None of these titles broke box-office records, but they provide undemanding entertainment and make Warren the most prolific and successful Thesplympian of recent times. Kurt Angle has also done pretty well for himself since taking gold in the heavyweight freestyle wrestling at Atlanta in 1996. The majority of his titles on Cinema Paradiso's books are linked to the World Wrestling Entertainment (WWE) and Total Nonstop Action Wrestling (TNA) franchises. But, since guesting in Kevin Dunn's documentary, Viva La Raza: The Legacy of Eddie Guerrero (2008), Angle has also taken musclebound acting roles in Kevin Munroe's Dylan Dog: Dead of Night (2010). Bruce Koehler's River of Darkness, Gavin O'Connor's Warrior (both 2011), Michael Bay's Pain and Gain (2013), Anthony C. Ferrante's Sharknado 2: The Second One (2014) and Breck Eisner's The Last Witch Hunter (2015).

A still from Entourage (2015) With Jeremy Piven, Kevin Dillon, Adrian Grenier, Kevin Connolly And Jerry Ferrara
A still from Entourage (2015) With Jeremy Piven, Kevin Dillon, Adrian Grenier, Kevin Connolly And Jerry Ferrara

Since becoming the first American woman to medal in judo after taking bronze at Beijing 2008, Ronda Rousey has also become a familiar face on the WWE and MMA/UFC scenes. Moreover, she has a clutch of impressive acting credits to her name, including Patrick Hughes's The Expendables 3 (2014), Doug Ellin's Entourage, James Wan's Fast and Furious 7 (both 2015), Peter Berg's Mile 22 (2018) and Elizabeth Banks's Charlie's Angels (2019).

Canadian Alexandre Despatie first caused ripples on the Canadian diving scene as a 13 year-old before competing at four consecutive Olympics between 2000-12. Yet, while he took silvers at Athens and Beijing, he's not been able to build on appearances in Frédéric D'Amours's Québecois comedies, Taking the Plunge (2007) and Taking the Plunge 2 (2009).

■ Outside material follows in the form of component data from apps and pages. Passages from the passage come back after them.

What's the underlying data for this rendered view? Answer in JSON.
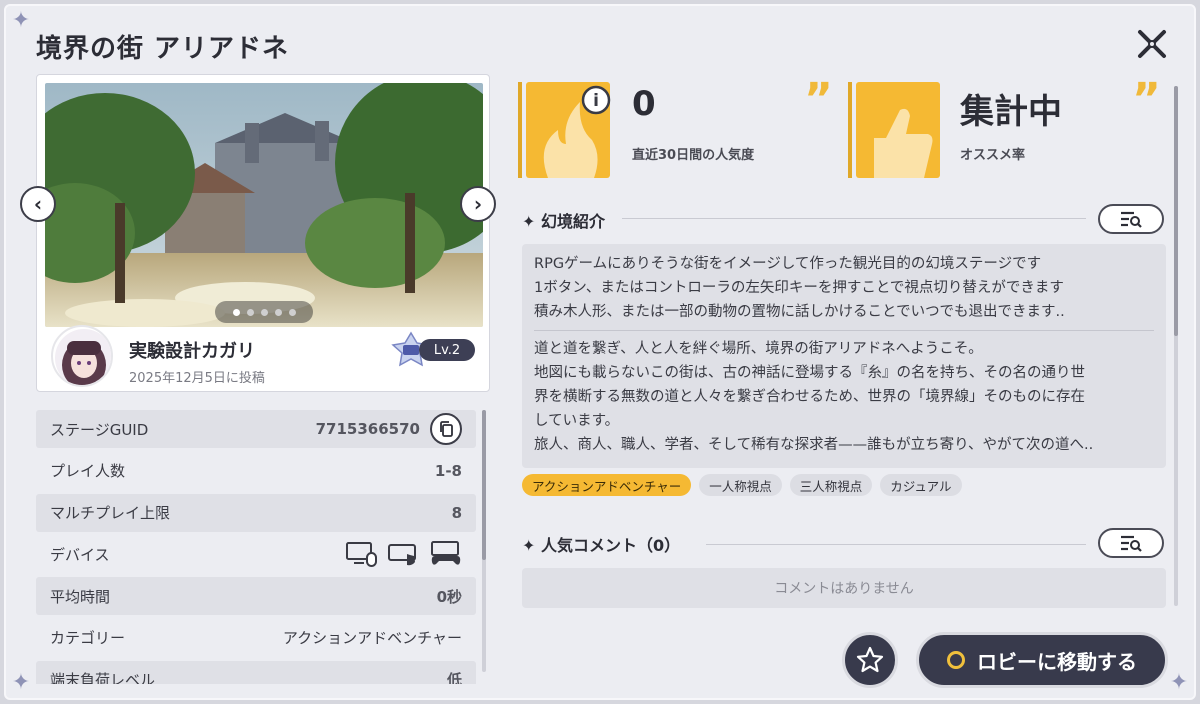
{
  "window": {
    "title": "境界の街 アリアドネ"
  },
  "card": {
    "author": "実験設計カガリ",
    "posted": "2025年12月5日に投稿",
    "level": "Lv.2",
    "carousel": {
      "count": 5,
      "active": 0
    }
  },
  "info": {
    "rows": [
      {
        "label": "ステージGUID",
        "value": "7715366570"
      },
      {
        "label": "プレイ人数",
        "value": "1-8"
      },
      {
        "label": "マルチプレイ上限",
        "value": "8"
      },
      {
        "label": "デバイス",
        "value": ""
      },
      {
        "label": "平均時間",
        "value": "0秒"
      },
      {
        "label": "カテゴリー",
        "value": "アクションアドベンチャー"
      },
      {
        "label": "端末負荷レベル",
        "value": "低"
      }
    ],
    "devices": [
      "pc-mouse-icon",
      "mobile-touch-icon",
      "gamepad-icon"
    ]
  },
  "stats": {
    "popularity": {
      "value": "0",
      "label": "直近30日間の人気度"
    },
    "recommend": {
      "value": "集計中",
      "label": "オススメ率"
    }
  },
  "intro": {
    "title": "幻境紹介",
    "lines_a": [
      "RPGゲームにありそうな街をイメージして作った観光目的の幻境ステージです",
      "1ボタン、またはコントローラの左矢印キーを押すことで視点切り替えができます",
      "積み木人形、または一部の動物の置物に話しかけることでいつでも退出できます.."
    ],
    "lines_b": [
      "道と道を繋ぎ、人と人を絆ぐ場所、境界の街アリアドネへようこそ。",
      "地図にも載らないこの街は、古の神話に登場する『糸』の名を持ち、その名の通り世",
      "界を横断する無数の道と人々を繋ぎ合わせるため、世界の「境界線」そのものに存在",
      "しています。",
      "旅人、商人、職人、学者、そして稀有な探求者——誰もが立ち寄り、やがて次の道へ.."
    ]
  },
  "tags": [
    "アクションアドベンチャー",
    "一人称視点",
    "三人称視点",
    "カジュアル"
  ],
  "comments": {
    "title": "人気コメント（0）",
    "empty": "コメントはありません"
  },
  "actions": {
    "lobby": "ロビーに移動する"
  },
  "colors": {
    "accent": "#f5b933",
    "button_dark": "#383a4c",
    "panel": "#ecedf2"
  }
}
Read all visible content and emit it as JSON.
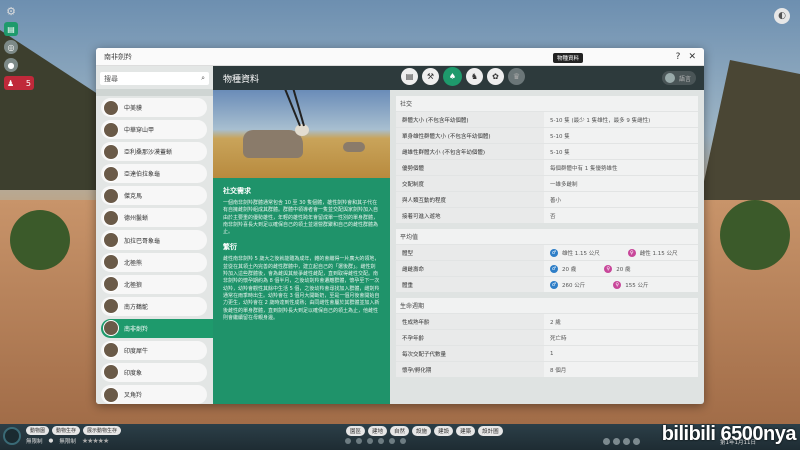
{
  "window": {
    "title": "南非劍羚",
    "help": "?",
    "close": "✕"
  },
  "search": {
    "placeholder": "搜尋"
  },
  "species": [
    {
      "name": "中美貘"
    },
    {
      "name": "中華穿山甲"
    },
    {
      "name": "亞利桑那沙漠蓋蜥"
    },
    {
      "name": "亞達伯拉象龜"
    },
    {
      "name": "傑克馬"
    },
    {
      "name": "德州鬣蜥"
    },
    {
      "name": "加拉巴哥象龜"
    },
    {
      "name": "北極熊"
    },
    {
      "name": "北極狼"
    },
    {
      "name": "南方鶴鴕"
    },
    {
      "name": "南非劍羚",
      "active": true
    },
    {
      "name": "印度犀牛"
    },
    {
      "name": "印度象"
    },
    {
      "name": "叉角羚"
    }
  ],
  "detail": {
    "title": "物種資料",
    "tooltip": "物種資料",
    "tabs": [
      "book-icon",
      "wrench-icon",
      "leaf-icon",
      "animal-icon",
      "paw-icon",
      "trophy-icon"
    ],
    "active_tab": 2,
    "lang_label": "語言"
  },
  "info": {
    "social_heading": "社交需求",
    "social_text": "一個南非劍羚群體通常包含 10 至 30 隻個體，雄性劍羚會和其子代在有自擁雌劍羚組成其群體。群體中領導者會一隻並交配與家劍羚加入自由於主要重的優勢雄性，年輕的雄性跨年會留成單一性別的單身群體，南非劍羚喜長大到足以確保自己的領土並運營群聚和自己的雌性群體為止。",
    "breeding_heading": "繁衍",
    "breeding_text": "雌性南非劍羚 5 歲大之後就能雛為成年，雜的會繼得一片廣大的領地，並從在其領土內完善的雌性群體中，建立起自己的「選後群」。雌性劍羚加入這些群體後，會為雌與其競爭雌性雌配，直到取得雌性交配。南非劍羚的懷孕期約為 8 個半月，之後幼劍羚會遷離群體，懷孕至下一次幼羚，幼羚會觀性其餘中生活 5 個，之後幼羚會尋找加入群體，雌劍羚通常在雨季時出生。幼羚會在 3 個月大開斷奶，至是一個月後會開始自力更生，幼羚會在 2 歲時達到性成熟；由同雌性會屬於其群體並加入新後雌性的單身群體，直到劍羚長大到足以確保自己的領土為止，他雌性則會繼續留在母親身邊。"
  },
  "social_section": {
    "heading": "社交",
    "rows": [
      {
        "k": "群體大小 (不包含年幼個體)",
        "v": "5-10 隻 (最少 1 隻雄性，最多 9 隻雌性)"
      },
      {
        "k": "單身雄性群體大小 (不包含年幼個體)",
        "v": "5-10 隻"
      },
      {
        "k": "雌雄性群體大小 (不包含年幼個體)",
        "v": "5-10 隻"
      },
      {
        "k": "優勢個體",
        "v": "每個群體中有 1 隻優勢雄性"
      },
      {
        "k": "交配制度",
        "v": "一雄多雌制"
      },
      {
        "k": "與人類互動的程度",
        "v": "善小"
      },
      {
        "k": "接着可進入遊地",
        "v": "否"
      }
    ]
  },
  "avg_section": {
    "heading": "平均值",
    "rows": [
      {
        "k": "體型",
        "male": "雄性 1.15 公尺",
        "female": "雌性 1.15 公尺"
      },
      {
        "k": "雌雌壽命",
        "male": "20 歲",
        "female": "20 歲"
      },
      {
        "k": "體重",
        "male": "260 公斤",
        "female": "155 公斤"
      }
    ]
  },
  "life_section": {
    "heading": "生命週期",
    "rows": [
      {
        "k": "性成熟年齡",
        "v": "2 歲"
      },
      {
        "k": "不孕年齡",
        "v": "死亡時"
      },
      {
        "k": "每次交配子代數量",
        "v": "1"
      },
      {
        "k": "懷孕/孵化期",
        "v": "8 個月"
      }
    ]
  },
  "bottom": {
    "chips": [
      "動物園",
      "動物生存",
      "展示動物生存"
    ],
    "budget": "無限制",
    "budget2": "無限制",
    "tools": [
      "園區",
      "建地",
      "自然",
      "設施",
      "建設",
      "建築",
      "設計圖"
    ],
    "date": "第1年1月11日"
  },
  "watermark": "bilibili 6500nya"
}
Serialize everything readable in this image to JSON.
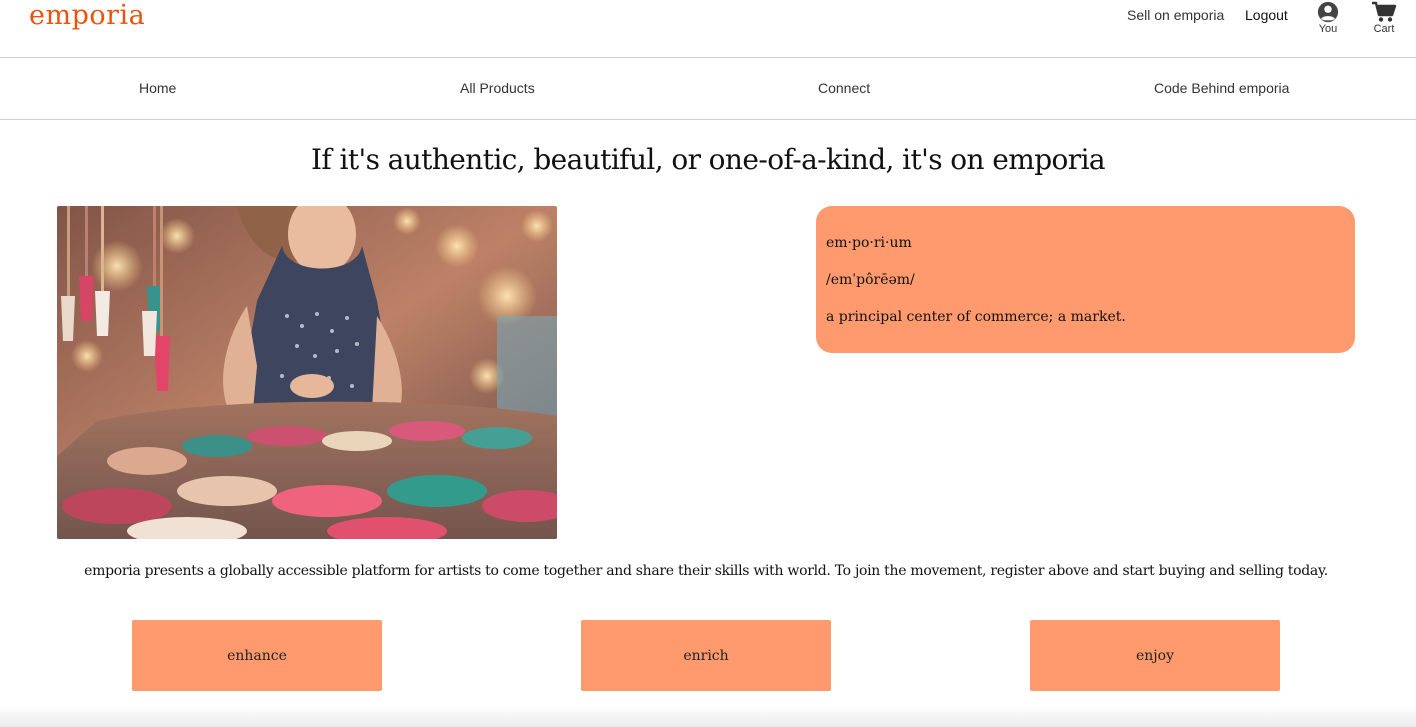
{
  "header": {
    "logo": "emporia",
    "sell_link": "Sell on emporia",
    "logout_link": "Logout",
    "profile": {
      "icon": "user-circle-icon",
      "label": "You"
    },
    "cart": {
      "icon": "shopping-cart-icon",
      "label": "Cart"
    },
    "brand_color": "#e8530f"
  },
  "nav": {
    "items": [
      {
        "label": "Home"
      },
      {
        "label": "All Products"
      },
      {
        "label": "Connect"
      },
      {
        "label": "Code Behind emporia"
      }
    ]
  },
  "main": {
    "headline": "If it's authentic, beautiful, or one-of-a-kind, it's on emporia",
    "hero_image": {
      "subject": "woman browsing jewelry at a market stall"
    },
    "definition": {
      "word": "em·po·ri·um",
      "pronunciation": "/emˈpôrēəm/",
      "meaning": "a principal center of commerce; a market."
    },
    "tagline": "emporia presents a globally accessible platform for artists to come together and share their skills with world. To join the movement, register above and start buying and selling today.",
    "buttons": [
      {
        "label": "enhance"
      },
      {
        "label": "enrich"
      },
      {
        "label": "enjoy"
      }
    ],
    "accent_color": "#fe9a6e"
  }
}
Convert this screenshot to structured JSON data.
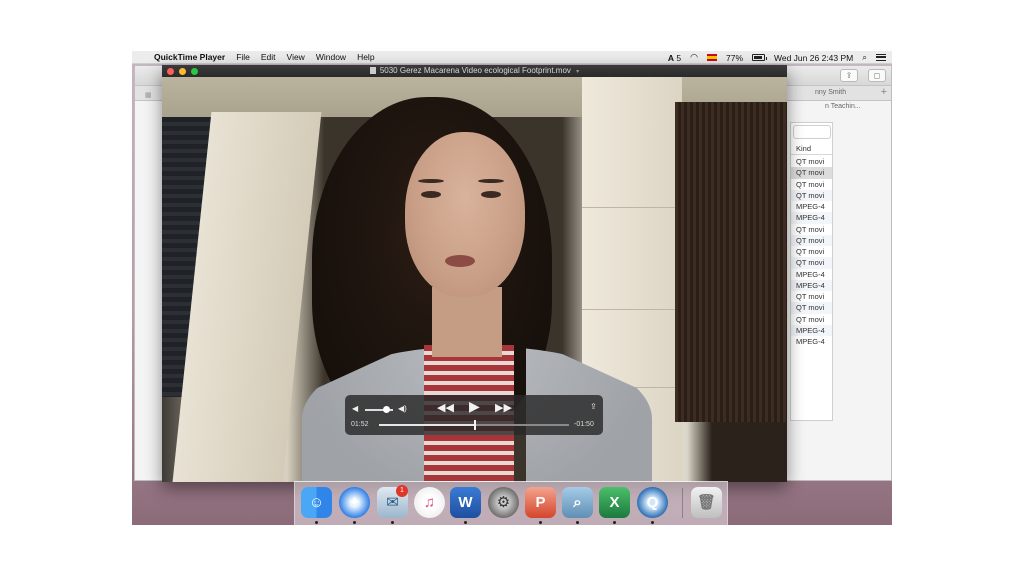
{
  "menubar": {
    "app_name": "QuickTime Player",
    "menus": [
      "File",
      "Edit",
      "View",
      "Window",
      "Help"
    ],
    "adobe_badge": "5",
    "battery": "77%",
    "clock": "Wed Jun 26  2:43 PM"
  },
  "finder": {
    "tabs": [
      "nny Smith",
      "n Teachin..."
    ],
    "plus": "+",
    "kind_header": "Kind",
    "kinds": [
      "QT movi",
      "QT movi",
      "QT movi",
      "QT movi",
      "MPEG-4",
      "MPEG-4",
      "QT movi",
      "QT movi",
      "QT movi",
      "QT movi",
      "MPEG-4",
      "MPEG-4",
      "QT movi",
      "QT movi",
      "QT movi",
      "MPEG-4",
      "MPEG-4"
    ]
  },
  "quicktime": {
    "window_title": "5030 Gerez Macarena Video ecological Footprint.mov",
    "elapsed": "01:52",
    "remaining": "-01:50",
    "progress": 0.505,
    "volume": 0.78
  },
  "dock": {
    "mail_badge": "1"
  },
  "colors": {
    "close": "#fd5f57",
    "minimize": "#fdbc2e",
    "zoom": "#28c840"
  }
}
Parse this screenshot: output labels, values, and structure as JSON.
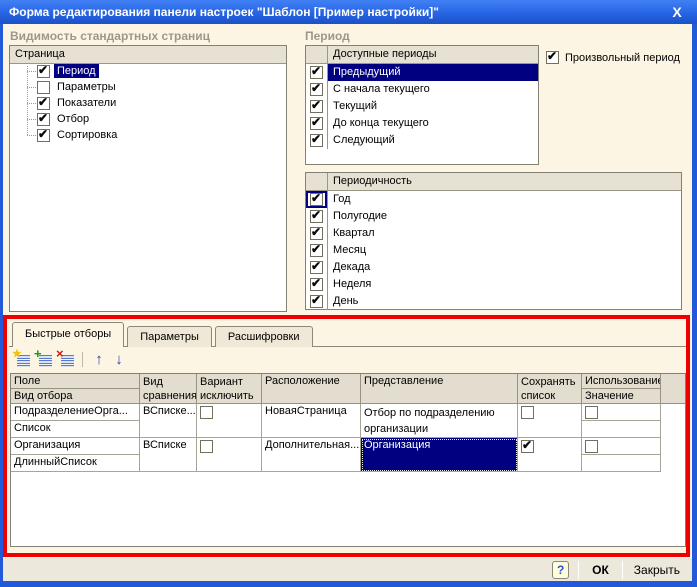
{
  "colors": {
    "titlebar_blue": "#2765E4",
    "window_border": "#2159D8",
    "content_bg": "#FCF5E4",
    "selection_bg": "#000080",
    "annotation_red": "#EE0000",
    "header_cell_bg": "#E2DDCE"
  },
  "window": {
    "title": "Форма редактирования панели настроек \"Шаблон [Пример настройки]\""
  },
  "icons": {
    "close": "X",
    "new_badge": "★",
    "add_badge": "+",
    "delete_badge": "×",
    "move_up": "↑",
    "move_down": "↓"
  },
  "visibility_panel": {
    "group_label": "Видимость стандартных страниц",
    "tree_header": "Страница",
    "items": [
      {
        "label": "Период",
        "checked": true,
        "selected": true
      },
      {
        "label": "Параметры",
        "checked": false,
        "selected": false
      },
      {
        "label": "Показатели",
        "checked": true,
        "selected": false
      },
      {
        "label": "Отбор",
        "checked": true,
        "selected": false
      },
      {
        "label": "Сортировка",
        "checked": true,
        "selected": false
      }
    ]
  },
  "period_panel": {
    "group_label": "Период",
    "arbitrary_period_label": "Произвольный период",
    "arbitrary_period_checked": true,
    "available_periods": {
      "header": "Доступные периоды",
      "items": [
        {
          "label": "Предыдущий",
          "checked": true,
          "selected": true
        },
        {
          "label": "С начала текущего",
          "checked": true,
          "selected": false
        },
        {
          "label": "Текущий",
          "checked": true,
          "selected": false
        },
        {
          "label": "До конца текущего",
          "checked": true,
          "selected": false
        },
        {
          "label": "Следующий",
          "checked": true,
          "selected": false
        }
      ]
    },
    "periodicity": {
      "header": "Периодичность",
      "items": [
        {
          "label": "Год",
          "checked": true,
          "focused": true
        },
        {
          "label": "Полугодие",
          "checked": true,
          "focused": false
        },
        {
          "label": "Квартал",
          "checked": true,
          "focused": false
        },
        {
          "label": "Месяц",
          "checked": true,
          "focused": false
        },
        {
          "label": "Декада",
          "checked": true,
          "focused": false
        },
        {
          "label": "Неделя",
          "checked": true,
          "focused": false
        },
        {
          "label": "День",
          "checked": true,
          "focused": false
        }
      ]
    }
  },
  "selections_panel": {
    "tabs": [
      {
        "label": "Быстрые отборы",
        "active": true
      },
      {
        "label": "Параметры",
        "active": false
      },
      {
        "label": "Расшифровки",
        "active": false
      }
    ],
    "table": {
      "headers": {
        "field_top": "Поле",
        "field_bottom": "Вид отбора",
        "comparison": "Вид сравнения",
        "exclude": "Вариант исключить",
        "location": "Расположение",
        "presentation": "Представление",
        "save_list": "Сохранять список",
        "usage_top": "Использование",
        "usage_bottom": "Значение"
      },
      "rows": [
        {
          "field": "ПодразделениеОрга...",
          "selection_kind": "Список",
          "comparison": "ВСписке...",
          "exclude_checked": false,
          "location": "НоваяСтраница",
          "presentation": "Отбор по подразделению организации",
          "presentation_selected": false,
          "save_list_checked": false,
          "usage_checked": false,
          "value": ""
        },
        {
          "field": "Организация",
          "selection_kind": "ДлинныйСписок",
          "comparison": "ВСписке",
          "exclude_checked": false,
          "location": "Дополнительная...",
          "presentation": "Организация",
          "presentation_selected": true,
          "save_list_checked": true,
          "usage_checked": false,
          "value": ""
        }
      ]
    }
  },
  "footer": {
    "help_label": "?",
    "ok_label": "ОК",
    "close_label": "Закрыть"
  }
}
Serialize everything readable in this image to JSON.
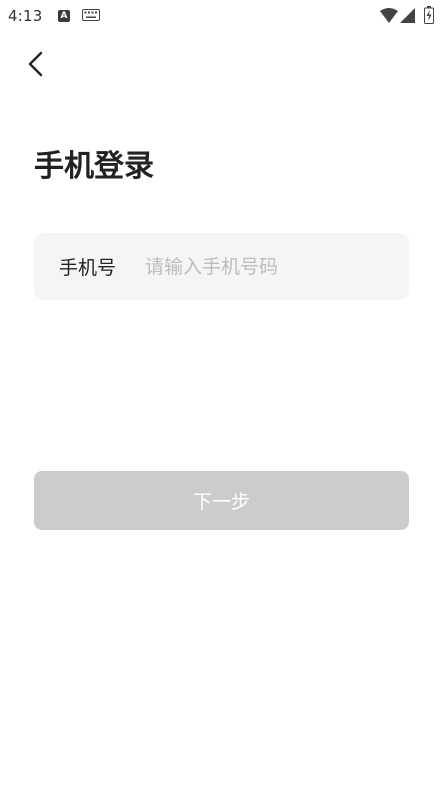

Basketball legends Michael Jordan, Shaquille O'Neal and LeBron James have certainly had more screen success, with the late Kobe Bryant even winning an Oscar as the writer and narrator of Glen Keane's animated short, Dear Basketball (2017). But, as they were already famous in their own right before they signed up to play in the Olympic 'dream team', we shall leave you to seek out their credits - along with those of tennis sisters Venus and Serena Williams - via the Cinema Paridiso searchline, the place where the best screen journeys begin.

Uncover landmark films on demand
Browse our collection at Cinema Paradiso
Subscription starts from £15.99 a month.